Indeed, the great-grandsons of John Adams, Henry and Brooks Adams greatly admired Karl Marx. In a novel Henry Adams published in 1880, Democracy, Adams portrayed America as a democracy that has fundamentally and irretrievably gone wrong. “It has transformed itself into a social and political chaos, as well as into ‘moral paralysis.’” He also argued that money and greed had become our virtue and not public-spiritedness as seen in George Washington. The Adams brothers believed we needed what Karl Marx was writing as our governing principles. Very, very far from their great-grandfather who helped build this nation.

The ideal is that previous generations pass forward the what and why of their time and their beliefs and actions. The new generations accepts what is given them, validates for themselves the truths passed along, adapts those truths to the new situations happening in their life and passes all that to their sons and daughters, etc. In this way the philosophy of the first generation is the basic philosophy of succeeding generations.

The problem is, the farther away we get from acquaintanceship with and live only in knowledge about the more original philosophy changes. This, of course, is human nature (not saying it’s good, just that it is what it is). Shades of Heraclitus’ everything changes.

It appears that because change, especially technological changes, are happening so fast, the youngest generations who are products of those changes suffers a hubris that keeps them from acting as Socrates did and asks Cephalus who is ‘at the threshold of old age’ for wisdom on life.

Whatever Cephalus’ age was I’m probably there. Fifteen years ago I was in a class with young twenty-somethings and I pulled out my cell phone (they weren’t so much smart phones then) to check my email. The young girl seated next to me thought it was fantastic that I had a cell phone, so modern of me. She was trying to convince her parents to get cell phones. I didn’t have the heart tell her I also used a computer and iPad and iPod and a collection of other electronic devices.

But the division between the “older” and “younger” people isn’t so much technological, it’s moral and philosophical. I’m old school morally and philosophically as modern has passed me like a speeding Corvette and certainly passed me leaving me in the dust now that postmodern is where society and culture sits.

So I look at my “smart” phone, listen for a doorbell and neither rings.

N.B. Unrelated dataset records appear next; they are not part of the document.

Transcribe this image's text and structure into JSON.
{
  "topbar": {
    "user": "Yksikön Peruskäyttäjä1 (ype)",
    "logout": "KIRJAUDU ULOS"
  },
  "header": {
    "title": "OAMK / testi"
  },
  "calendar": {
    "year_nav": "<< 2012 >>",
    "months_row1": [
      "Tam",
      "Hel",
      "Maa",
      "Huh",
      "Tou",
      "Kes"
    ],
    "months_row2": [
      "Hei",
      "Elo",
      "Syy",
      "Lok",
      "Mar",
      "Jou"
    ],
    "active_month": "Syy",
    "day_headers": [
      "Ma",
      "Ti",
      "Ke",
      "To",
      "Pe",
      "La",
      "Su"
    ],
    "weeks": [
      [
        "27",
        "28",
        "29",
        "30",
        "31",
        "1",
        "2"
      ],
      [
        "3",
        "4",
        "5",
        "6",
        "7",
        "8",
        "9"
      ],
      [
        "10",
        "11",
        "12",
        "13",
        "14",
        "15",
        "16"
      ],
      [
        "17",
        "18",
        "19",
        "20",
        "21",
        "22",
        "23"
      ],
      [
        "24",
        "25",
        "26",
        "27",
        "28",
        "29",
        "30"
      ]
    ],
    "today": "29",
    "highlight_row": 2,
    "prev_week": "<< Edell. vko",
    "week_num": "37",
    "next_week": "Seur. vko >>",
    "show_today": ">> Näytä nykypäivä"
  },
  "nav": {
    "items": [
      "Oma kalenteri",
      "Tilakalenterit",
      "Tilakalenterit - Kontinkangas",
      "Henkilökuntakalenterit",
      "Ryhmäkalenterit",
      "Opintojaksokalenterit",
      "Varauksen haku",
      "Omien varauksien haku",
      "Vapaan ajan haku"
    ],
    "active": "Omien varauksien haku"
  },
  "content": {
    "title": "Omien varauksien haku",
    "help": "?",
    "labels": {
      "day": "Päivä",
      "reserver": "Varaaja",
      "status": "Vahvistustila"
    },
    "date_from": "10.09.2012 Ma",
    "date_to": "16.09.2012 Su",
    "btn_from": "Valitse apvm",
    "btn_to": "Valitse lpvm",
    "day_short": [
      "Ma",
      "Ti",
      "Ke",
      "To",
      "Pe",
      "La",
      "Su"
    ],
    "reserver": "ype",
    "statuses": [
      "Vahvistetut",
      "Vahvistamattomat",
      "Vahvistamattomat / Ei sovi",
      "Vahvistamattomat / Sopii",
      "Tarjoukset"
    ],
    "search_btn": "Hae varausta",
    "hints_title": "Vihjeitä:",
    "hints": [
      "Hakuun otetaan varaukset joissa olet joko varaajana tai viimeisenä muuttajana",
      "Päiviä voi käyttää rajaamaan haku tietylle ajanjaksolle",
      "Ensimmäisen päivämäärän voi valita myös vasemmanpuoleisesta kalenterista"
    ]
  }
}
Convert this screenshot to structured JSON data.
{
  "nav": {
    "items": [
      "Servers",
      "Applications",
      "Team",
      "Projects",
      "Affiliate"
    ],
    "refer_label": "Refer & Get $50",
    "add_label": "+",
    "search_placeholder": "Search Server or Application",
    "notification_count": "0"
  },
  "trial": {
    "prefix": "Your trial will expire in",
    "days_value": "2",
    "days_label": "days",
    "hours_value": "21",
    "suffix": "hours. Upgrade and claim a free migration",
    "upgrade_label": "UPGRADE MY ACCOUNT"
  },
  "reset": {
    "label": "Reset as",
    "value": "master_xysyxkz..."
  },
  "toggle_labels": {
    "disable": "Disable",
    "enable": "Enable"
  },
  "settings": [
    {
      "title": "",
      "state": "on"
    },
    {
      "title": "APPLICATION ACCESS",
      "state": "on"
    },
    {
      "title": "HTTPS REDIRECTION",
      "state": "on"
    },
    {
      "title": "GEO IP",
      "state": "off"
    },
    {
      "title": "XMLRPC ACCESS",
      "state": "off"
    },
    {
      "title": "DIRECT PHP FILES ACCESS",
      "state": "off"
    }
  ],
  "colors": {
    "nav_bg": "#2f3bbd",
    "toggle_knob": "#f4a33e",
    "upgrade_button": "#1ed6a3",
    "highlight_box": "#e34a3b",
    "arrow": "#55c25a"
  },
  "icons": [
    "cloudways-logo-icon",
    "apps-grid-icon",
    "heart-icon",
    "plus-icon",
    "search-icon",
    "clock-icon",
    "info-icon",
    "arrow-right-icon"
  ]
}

I have all that wisdom that comes with age but no one wants to hear it, it’s outdated, I’m outdated. I don’t even have the pleasure of conversations anymore. I do have me, myself, and I. At least the three of us have good talks.